---------- Dataset records

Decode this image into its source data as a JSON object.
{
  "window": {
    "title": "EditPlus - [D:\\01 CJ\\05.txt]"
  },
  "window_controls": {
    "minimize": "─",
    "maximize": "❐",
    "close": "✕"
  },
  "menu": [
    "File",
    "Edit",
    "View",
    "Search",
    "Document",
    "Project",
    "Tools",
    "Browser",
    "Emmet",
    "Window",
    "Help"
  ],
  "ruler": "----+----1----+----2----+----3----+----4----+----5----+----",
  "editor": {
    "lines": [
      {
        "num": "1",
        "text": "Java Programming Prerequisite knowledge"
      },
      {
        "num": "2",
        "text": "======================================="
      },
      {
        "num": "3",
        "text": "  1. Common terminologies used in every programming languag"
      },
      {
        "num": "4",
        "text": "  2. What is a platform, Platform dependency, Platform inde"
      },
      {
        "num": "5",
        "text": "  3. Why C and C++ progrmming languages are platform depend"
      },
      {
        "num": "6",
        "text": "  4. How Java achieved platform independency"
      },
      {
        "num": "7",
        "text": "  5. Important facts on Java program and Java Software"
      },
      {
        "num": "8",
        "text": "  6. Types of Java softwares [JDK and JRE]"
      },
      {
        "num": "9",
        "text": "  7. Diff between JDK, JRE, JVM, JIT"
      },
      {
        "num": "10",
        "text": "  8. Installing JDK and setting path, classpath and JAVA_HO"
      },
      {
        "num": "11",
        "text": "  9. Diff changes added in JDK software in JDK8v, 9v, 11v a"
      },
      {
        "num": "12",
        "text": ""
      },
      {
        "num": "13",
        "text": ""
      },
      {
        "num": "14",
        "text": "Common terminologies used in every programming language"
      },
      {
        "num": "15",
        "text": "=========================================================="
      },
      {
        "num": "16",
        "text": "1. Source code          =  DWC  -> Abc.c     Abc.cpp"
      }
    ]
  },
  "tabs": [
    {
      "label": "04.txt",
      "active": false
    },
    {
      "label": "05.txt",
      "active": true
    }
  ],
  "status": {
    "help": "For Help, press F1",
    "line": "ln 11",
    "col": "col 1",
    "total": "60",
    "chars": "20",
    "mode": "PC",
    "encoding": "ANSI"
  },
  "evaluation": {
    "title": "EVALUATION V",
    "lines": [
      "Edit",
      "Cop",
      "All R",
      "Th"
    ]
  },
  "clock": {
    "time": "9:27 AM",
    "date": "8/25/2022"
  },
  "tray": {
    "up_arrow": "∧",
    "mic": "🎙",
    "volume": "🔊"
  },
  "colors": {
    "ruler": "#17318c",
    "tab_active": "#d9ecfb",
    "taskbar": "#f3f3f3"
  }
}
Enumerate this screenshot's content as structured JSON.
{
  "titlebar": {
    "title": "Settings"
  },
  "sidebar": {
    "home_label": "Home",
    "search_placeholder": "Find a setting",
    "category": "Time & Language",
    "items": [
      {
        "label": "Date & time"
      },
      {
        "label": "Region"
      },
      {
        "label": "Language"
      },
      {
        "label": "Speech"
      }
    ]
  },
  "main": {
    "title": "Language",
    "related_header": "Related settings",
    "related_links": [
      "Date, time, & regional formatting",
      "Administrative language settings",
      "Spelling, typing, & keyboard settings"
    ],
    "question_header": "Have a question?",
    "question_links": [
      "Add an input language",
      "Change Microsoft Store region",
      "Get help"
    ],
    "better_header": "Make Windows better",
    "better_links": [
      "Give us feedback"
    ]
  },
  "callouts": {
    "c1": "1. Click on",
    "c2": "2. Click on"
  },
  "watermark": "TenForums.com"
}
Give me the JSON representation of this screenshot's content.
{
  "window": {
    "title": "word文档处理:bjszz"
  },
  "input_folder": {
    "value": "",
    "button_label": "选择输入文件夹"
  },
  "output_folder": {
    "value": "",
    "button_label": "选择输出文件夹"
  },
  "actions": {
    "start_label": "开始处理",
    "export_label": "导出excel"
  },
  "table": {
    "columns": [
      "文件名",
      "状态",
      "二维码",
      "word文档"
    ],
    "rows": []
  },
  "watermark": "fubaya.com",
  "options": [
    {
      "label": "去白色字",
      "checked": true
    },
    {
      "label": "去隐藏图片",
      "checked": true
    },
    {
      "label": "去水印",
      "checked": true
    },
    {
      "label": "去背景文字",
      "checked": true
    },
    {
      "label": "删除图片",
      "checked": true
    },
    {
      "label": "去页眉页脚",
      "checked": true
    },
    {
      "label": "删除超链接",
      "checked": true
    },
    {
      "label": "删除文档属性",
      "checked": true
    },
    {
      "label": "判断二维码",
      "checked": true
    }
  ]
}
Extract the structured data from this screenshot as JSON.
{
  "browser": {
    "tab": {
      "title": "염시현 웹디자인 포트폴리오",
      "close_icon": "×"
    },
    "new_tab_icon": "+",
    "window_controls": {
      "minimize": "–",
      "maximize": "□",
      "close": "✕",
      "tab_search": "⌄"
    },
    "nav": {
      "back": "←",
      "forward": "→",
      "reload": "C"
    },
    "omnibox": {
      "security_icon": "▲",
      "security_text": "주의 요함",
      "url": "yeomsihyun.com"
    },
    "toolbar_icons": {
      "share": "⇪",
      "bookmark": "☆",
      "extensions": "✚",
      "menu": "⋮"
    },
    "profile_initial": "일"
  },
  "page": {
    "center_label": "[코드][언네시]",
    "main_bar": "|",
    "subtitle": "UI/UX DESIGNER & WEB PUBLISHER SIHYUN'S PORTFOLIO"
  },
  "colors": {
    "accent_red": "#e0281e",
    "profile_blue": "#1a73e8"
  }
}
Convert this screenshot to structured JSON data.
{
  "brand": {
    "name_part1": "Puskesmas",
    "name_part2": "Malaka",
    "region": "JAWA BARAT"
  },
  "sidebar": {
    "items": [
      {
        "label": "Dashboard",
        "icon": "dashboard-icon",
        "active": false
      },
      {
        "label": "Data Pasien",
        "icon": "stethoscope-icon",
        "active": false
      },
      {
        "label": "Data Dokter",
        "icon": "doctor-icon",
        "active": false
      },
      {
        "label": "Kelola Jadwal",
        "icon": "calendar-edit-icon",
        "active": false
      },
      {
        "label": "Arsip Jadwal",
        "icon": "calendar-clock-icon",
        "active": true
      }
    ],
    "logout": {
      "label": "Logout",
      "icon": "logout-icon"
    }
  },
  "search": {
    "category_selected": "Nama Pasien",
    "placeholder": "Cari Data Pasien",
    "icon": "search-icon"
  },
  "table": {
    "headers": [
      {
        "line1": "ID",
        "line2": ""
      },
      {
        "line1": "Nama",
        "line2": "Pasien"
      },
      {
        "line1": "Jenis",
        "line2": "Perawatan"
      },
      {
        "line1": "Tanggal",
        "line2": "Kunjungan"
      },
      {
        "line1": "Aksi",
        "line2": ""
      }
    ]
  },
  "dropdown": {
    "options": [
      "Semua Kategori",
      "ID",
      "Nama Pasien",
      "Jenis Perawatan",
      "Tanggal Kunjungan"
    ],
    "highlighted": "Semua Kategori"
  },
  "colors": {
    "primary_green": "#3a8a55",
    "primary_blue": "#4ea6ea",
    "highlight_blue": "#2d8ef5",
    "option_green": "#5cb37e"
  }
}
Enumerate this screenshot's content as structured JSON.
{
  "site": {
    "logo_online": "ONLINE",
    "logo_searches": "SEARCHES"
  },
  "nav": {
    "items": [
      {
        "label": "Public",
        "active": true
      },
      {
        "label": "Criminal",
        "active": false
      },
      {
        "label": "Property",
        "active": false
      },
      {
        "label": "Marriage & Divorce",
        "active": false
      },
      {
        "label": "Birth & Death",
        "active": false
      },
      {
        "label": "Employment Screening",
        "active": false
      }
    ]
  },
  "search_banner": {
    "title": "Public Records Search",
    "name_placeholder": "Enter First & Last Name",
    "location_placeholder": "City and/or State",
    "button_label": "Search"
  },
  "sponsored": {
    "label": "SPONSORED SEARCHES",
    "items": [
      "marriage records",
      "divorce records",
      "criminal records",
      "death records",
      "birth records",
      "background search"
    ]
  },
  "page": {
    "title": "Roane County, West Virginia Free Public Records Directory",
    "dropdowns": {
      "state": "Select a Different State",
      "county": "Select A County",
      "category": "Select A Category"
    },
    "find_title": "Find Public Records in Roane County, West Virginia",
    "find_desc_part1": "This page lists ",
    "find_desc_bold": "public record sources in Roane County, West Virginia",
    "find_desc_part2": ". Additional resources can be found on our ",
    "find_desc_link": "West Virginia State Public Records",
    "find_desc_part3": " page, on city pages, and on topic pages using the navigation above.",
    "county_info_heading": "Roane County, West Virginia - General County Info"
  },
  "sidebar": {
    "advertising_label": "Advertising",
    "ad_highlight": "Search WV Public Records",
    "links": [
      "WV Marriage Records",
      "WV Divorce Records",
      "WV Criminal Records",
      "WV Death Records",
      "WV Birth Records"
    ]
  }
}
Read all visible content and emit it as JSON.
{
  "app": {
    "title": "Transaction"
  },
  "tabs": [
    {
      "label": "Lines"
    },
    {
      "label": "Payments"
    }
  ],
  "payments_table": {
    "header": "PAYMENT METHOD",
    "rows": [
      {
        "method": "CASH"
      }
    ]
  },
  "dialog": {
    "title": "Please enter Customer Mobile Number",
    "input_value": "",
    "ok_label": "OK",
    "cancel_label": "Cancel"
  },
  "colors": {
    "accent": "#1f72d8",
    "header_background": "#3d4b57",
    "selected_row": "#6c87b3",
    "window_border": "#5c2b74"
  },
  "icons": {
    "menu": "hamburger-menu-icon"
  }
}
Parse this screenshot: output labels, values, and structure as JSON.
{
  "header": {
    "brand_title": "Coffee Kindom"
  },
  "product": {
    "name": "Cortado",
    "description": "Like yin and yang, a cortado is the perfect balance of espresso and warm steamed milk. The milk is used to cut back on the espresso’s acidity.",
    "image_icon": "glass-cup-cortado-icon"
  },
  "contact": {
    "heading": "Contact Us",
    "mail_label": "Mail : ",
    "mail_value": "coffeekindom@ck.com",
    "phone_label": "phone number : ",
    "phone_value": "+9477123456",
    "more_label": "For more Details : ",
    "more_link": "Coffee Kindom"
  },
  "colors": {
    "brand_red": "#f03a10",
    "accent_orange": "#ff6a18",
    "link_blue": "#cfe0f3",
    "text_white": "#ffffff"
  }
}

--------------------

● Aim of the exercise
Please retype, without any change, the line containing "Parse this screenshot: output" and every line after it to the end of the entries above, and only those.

● Expected answer
Parse this screenshot: output labels, values, and structure as JSON.
{
  "header": {
    "brand_title": "Coffee Kindom"
  },
  "product": {
    "name": "Cortado",
    "description": "Like yin and yang, a cortado is the perfect balance of espresso and warm steamed milk. The milk is used to cut back on the espresso’s acidity.",
    "image_icon": "glass-cup-cortado-icon"
  },
  "contact": {
    "heading": "Contact Us",
    "mail_label": "Mail : ",
    "mail_value": "coffeekindom@ck.com",
    "phone_label": "phone number : ",
    "phone_value": "+9477123456",
    "more_label": "For more Details : ",
    "more_link": "Coffee Kindom"
  },
  "colors": {
    "brand_red": "#f03a10",
    "accent_orange": "#ff6a18",
    "link_blue": "#cfe0f3",
    "text_white": "#ffffff"
  }
}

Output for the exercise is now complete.